So, I basically agree with the president. But the thing that I find problematic is to say that on one side, we’ve got a whole bunch of members of Congress who simply want to repeal the Affordable Care Act, and on the other side we’ve got another big number who just want to defend it no matter what, whereas I think we’d all be better served if we would just say, “Look, it’s the law of the land. Let’s try to make it work as best we can and fix the problem as they come up.”
That would be more consistent with the way this country has operated for almost 240 years.
What kind of issues have you seen with the law that you would like to see addressed?
I think the one thing we should be taking a look at is where, as I say, the anomalies are at because that’s what we hear about. We hear about the cases where premiums are extremely high and people can’t keep the doctor they wanted. But for the most part, when I ask people about their experience with it, it’s positive. But you don’t hear about those positive stories, just like you don’t see the headlines on the front of the newspaper about an airplane landing safely at the airport.
You just don’t hear about those things. What I think we should be focusing our attention on is what are these anomalies, where are these holes. It really boils down to when we see people with big premium increases, what is happening that is causing those insurance companies to feel that they can dramatically increase premiums on individuals they’re providing coverage for.
It’s still an insurance-based system, and the insurance companies still have tremendous latitude. I think some of our attention should be looking inside those pricing decisions that they’re making and seeing what can be done to make sure that those anomalies where you see price spikes … when most are not, we need to find out why that’s happening and try to address it.
There was another court-related story that made headlines recently with regards to same-sex marriage in Michigan. What’s your take on the attorney general requesting a stay on a lower court’s ruling that legalized same-sex marriage and Gov. Snyder not recognizing those 300 or so marriages that took place in the state?
First of all, I was very pleased with the original court ruling that overturned Michigan’s discriminatory practices toward same-sex couples.

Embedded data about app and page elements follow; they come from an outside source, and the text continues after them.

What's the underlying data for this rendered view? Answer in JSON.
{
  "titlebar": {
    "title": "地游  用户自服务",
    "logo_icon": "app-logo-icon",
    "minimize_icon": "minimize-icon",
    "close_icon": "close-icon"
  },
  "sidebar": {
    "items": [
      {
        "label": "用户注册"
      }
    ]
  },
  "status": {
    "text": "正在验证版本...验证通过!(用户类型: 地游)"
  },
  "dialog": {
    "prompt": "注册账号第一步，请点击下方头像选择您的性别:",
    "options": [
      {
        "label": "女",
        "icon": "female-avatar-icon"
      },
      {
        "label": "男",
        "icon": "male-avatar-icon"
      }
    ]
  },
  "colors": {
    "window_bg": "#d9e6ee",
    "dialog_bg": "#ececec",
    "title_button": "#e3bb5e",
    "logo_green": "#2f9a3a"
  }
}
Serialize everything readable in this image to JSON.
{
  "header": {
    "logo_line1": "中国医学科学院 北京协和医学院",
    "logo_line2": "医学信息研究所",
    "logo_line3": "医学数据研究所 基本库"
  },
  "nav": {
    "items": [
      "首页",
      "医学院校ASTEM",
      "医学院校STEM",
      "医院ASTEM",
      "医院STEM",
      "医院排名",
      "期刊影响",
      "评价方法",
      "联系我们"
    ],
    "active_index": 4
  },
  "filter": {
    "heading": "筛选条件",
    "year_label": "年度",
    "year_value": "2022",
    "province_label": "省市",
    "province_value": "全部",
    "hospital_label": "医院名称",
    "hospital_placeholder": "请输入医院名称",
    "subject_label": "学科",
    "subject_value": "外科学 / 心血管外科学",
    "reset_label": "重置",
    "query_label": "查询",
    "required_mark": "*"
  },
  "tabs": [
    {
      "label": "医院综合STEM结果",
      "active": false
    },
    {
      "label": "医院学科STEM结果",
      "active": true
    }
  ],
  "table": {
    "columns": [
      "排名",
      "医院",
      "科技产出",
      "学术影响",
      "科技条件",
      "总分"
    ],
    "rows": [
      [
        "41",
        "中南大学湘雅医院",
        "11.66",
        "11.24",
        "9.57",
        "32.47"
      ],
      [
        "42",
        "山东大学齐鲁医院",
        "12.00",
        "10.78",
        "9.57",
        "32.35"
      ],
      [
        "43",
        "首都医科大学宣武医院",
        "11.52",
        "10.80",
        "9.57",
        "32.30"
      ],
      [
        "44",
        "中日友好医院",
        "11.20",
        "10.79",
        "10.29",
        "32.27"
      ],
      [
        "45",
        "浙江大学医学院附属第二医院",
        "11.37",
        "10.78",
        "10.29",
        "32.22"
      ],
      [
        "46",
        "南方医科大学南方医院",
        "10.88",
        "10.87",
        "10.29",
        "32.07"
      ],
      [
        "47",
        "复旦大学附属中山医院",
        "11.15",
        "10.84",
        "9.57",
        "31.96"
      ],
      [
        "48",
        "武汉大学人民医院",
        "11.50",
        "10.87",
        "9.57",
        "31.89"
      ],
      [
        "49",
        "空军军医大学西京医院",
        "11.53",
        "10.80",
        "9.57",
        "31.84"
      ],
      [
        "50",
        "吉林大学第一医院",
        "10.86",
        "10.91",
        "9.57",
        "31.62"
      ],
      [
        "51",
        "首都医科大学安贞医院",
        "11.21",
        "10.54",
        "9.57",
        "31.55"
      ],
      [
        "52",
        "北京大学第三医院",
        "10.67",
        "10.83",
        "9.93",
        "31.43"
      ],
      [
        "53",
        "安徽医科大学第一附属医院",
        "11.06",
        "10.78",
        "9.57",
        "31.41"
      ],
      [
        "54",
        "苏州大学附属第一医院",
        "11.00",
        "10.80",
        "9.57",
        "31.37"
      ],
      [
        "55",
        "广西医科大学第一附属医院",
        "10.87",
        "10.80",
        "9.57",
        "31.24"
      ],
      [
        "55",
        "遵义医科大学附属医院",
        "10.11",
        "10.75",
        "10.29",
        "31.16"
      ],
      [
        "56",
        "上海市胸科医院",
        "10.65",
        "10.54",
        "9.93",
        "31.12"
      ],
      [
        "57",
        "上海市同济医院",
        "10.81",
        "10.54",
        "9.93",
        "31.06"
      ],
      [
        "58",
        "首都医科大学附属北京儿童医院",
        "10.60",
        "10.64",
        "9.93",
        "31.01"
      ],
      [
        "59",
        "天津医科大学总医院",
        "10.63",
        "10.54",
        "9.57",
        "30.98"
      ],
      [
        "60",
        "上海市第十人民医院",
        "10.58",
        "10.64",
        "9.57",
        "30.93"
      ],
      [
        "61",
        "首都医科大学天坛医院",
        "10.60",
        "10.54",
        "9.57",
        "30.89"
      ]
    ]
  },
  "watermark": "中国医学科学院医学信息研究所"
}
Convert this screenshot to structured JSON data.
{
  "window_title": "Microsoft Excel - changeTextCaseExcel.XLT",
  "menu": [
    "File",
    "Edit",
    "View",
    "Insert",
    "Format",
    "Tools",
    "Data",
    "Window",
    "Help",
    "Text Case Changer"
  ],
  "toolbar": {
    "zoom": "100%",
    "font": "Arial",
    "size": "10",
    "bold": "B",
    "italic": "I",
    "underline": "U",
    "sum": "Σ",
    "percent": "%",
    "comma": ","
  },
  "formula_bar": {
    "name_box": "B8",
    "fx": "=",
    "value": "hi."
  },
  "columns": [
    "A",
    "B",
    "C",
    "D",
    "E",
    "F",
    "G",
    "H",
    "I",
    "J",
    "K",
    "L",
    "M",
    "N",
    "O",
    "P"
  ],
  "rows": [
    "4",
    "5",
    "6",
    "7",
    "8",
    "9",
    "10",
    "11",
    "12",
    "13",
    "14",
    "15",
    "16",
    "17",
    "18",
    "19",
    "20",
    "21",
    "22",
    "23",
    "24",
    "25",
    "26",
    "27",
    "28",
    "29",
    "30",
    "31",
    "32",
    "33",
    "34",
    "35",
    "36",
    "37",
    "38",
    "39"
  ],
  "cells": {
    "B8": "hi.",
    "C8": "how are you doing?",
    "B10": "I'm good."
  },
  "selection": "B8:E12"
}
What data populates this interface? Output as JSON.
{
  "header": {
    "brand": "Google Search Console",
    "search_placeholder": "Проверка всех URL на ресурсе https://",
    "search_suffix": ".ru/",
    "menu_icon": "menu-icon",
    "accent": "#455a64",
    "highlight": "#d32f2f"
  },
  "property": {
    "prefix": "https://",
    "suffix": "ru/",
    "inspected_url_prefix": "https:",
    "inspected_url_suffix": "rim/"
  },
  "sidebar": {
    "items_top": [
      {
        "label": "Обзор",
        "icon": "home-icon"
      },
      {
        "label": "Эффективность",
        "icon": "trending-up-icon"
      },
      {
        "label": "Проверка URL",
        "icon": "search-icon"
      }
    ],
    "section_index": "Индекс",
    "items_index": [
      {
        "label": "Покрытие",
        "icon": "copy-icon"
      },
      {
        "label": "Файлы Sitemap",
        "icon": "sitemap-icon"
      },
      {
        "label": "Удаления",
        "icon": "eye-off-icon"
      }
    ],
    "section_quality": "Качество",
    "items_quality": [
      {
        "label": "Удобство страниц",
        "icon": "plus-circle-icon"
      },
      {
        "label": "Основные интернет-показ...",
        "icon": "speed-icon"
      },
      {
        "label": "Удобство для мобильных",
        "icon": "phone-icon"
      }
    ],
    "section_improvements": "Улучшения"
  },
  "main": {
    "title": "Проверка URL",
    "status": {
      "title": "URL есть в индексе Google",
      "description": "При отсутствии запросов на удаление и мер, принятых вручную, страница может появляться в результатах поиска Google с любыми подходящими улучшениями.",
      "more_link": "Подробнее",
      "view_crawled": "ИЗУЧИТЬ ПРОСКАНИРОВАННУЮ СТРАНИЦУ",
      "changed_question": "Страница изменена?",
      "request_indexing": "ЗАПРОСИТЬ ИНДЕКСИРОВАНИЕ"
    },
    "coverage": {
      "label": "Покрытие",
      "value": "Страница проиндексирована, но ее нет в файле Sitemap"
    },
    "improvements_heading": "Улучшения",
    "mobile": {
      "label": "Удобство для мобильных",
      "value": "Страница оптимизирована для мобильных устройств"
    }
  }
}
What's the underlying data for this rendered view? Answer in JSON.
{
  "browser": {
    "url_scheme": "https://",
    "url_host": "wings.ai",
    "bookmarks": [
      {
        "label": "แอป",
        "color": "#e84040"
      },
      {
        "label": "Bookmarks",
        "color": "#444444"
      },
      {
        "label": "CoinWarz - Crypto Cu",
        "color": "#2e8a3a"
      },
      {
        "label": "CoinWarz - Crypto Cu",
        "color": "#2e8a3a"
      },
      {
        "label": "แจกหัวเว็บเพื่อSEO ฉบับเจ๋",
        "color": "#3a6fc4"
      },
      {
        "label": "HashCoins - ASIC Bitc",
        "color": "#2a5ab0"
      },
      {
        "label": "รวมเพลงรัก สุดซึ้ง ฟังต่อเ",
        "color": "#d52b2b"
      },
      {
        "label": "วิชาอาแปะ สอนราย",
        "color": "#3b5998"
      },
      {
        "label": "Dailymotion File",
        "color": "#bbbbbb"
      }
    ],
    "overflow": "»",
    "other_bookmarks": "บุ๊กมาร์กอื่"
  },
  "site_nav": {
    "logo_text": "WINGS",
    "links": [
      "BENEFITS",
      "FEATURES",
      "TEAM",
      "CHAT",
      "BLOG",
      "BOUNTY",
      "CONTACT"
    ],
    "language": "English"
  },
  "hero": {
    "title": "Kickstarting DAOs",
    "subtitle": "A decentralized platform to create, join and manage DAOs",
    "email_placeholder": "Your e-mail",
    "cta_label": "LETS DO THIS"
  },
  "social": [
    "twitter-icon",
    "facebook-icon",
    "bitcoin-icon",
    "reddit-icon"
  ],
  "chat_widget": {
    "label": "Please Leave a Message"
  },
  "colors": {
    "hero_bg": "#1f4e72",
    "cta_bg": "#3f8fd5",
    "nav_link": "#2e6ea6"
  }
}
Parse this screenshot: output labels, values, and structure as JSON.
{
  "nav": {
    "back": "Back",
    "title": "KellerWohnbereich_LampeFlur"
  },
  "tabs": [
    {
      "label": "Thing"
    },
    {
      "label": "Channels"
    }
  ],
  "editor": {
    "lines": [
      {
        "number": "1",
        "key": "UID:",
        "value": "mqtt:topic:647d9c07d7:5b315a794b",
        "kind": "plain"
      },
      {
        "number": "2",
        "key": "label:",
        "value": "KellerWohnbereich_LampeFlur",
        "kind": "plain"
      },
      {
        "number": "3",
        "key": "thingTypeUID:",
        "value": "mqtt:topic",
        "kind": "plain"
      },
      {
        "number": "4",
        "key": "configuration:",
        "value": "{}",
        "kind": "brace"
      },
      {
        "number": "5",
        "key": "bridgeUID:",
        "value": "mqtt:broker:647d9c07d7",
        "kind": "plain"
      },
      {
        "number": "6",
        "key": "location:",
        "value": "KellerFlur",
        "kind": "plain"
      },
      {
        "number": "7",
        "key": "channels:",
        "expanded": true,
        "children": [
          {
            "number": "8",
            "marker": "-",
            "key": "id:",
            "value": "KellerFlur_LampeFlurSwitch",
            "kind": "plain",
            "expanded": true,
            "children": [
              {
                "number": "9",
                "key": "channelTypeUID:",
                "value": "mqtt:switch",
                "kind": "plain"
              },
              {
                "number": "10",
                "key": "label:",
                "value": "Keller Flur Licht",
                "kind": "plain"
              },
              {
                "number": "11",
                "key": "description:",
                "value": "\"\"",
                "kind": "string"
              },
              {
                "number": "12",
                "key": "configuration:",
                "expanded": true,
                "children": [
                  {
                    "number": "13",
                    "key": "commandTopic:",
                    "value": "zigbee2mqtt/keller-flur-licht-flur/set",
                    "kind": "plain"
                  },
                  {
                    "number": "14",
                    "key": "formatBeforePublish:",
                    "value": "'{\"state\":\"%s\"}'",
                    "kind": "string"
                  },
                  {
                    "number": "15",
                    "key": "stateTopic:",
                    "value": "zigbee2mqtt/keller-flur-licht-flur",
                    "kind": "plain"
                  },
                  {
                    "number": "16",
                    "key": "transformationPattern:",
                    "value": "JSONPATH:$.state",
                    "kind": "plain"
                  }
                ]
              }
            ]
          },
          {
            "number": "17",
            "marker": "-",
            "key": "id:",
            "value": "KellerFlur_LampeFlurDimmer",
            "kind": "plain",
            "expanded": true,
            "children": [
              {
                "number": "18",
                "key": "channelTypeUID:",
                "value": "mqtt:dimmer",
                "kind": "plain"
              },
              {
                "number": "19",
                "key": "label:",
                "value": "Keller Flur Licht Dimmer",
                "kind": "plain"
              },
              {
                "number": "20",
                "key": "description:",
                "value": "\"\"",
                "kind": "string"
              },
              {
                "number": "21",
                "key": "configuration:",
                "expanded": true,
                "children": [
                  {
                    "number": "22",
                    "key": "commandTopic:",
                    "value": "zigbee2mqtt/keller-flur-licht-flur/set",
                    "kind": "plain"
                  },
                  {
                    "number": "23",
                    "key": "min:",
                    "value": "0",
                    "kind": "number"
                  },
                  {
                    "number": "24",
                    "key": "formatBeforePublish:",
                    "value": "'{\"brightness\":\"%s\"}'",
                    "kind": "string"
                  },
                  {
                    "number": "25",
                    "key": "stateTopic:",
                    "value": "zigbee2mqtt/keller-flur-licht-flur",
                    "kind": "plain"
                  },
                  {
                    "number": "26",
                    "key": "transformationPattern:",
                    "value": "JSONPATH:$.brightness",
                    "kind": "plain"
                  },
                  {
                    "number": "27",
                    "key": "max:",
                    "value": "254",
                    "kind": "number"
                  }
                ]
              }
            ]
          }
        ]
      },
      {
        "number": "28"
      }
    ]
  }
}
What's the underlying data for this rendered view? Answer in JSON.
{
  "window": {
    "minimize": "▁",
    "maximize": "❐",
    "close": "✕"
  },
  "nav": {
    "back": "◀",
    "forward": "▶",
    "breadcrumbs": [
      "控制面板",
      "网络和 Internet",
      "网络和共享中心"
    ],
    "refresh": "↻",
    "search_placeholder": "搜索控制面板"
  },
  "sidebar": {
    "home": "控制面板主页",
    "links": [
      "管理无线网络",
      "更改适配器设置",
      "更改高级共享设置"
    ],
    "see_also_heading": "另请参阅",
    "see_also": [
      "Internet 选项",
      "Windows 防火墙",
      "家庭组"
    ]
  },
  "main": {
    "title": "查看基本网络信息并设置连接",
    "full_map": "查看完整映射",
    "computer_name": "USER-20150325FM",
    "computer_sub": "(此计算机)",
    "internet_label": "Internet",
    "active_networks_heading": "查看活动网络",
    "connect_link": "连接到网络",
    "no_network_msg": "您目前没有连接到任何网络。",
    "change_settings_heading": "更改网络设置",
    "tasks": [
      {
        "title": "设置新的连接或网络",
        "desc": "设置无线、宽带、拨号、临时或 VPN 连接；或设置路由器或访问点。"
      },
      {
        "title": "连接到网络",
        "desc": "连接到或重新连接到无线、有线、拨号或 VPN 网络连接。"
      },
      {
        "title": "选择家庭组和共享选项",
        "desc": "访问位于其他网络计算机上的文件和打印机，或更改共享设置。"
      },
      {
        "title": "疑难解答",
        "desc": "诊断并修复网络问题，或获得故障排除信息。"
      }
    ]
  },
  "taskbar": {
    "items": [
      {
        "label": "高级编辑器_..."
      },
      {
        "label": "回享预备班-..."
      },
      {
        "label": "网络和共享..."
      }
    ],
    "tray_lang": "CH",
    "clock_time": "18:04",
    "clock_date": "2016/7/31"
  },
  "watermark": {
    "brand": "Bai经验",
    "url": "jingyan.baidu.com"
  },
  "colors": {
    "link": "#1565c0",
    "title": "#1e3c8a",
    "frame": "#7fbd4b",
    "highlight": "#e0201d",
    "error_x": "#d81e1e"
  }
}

Discrimination is wrong, no two ways about it. The disappointment that our attorney general either A.) couldn’t figure out what their position was or B.) decided that they were going to make this their cause is, to me, a problem.
They’re on the wrong side of history. Twenty-five or thirty years from now, or maybe five years from now, people like them will look back and be embarrassed by their actions, embarrassed that they actually stood on the side of discrimination. The reason I say that with a certain amount certitude is that I know people, I have talked to people, who were against civil rights in the 1960s and have had to apologize in shame for what sounded like a perfectly rational position for them to take 25 or 30 years earlier.
I was in Alabama last spring with John Lewis, who was a leader in the Civil Rights Movement and is a member of Congress now, and we met with people. We met with the daughter of Gov. George Wallace, who apologized for the treatment of her father when it came to the Civil Rights Movement, and many, many more. My point is this: History is the best teacher.
People who are continuing to cling to discriminatory practices against gay couples need to think very carefully about how they want their children to think of them in the future. Will they be one of those people who stood in the schoolhouse door at the University of Alabama and refused to let an African-American enter? This question of marriage equality and the rights of our LGBT brothers and sisters is the same question, and it’s one that I think history will shine a great, big light on.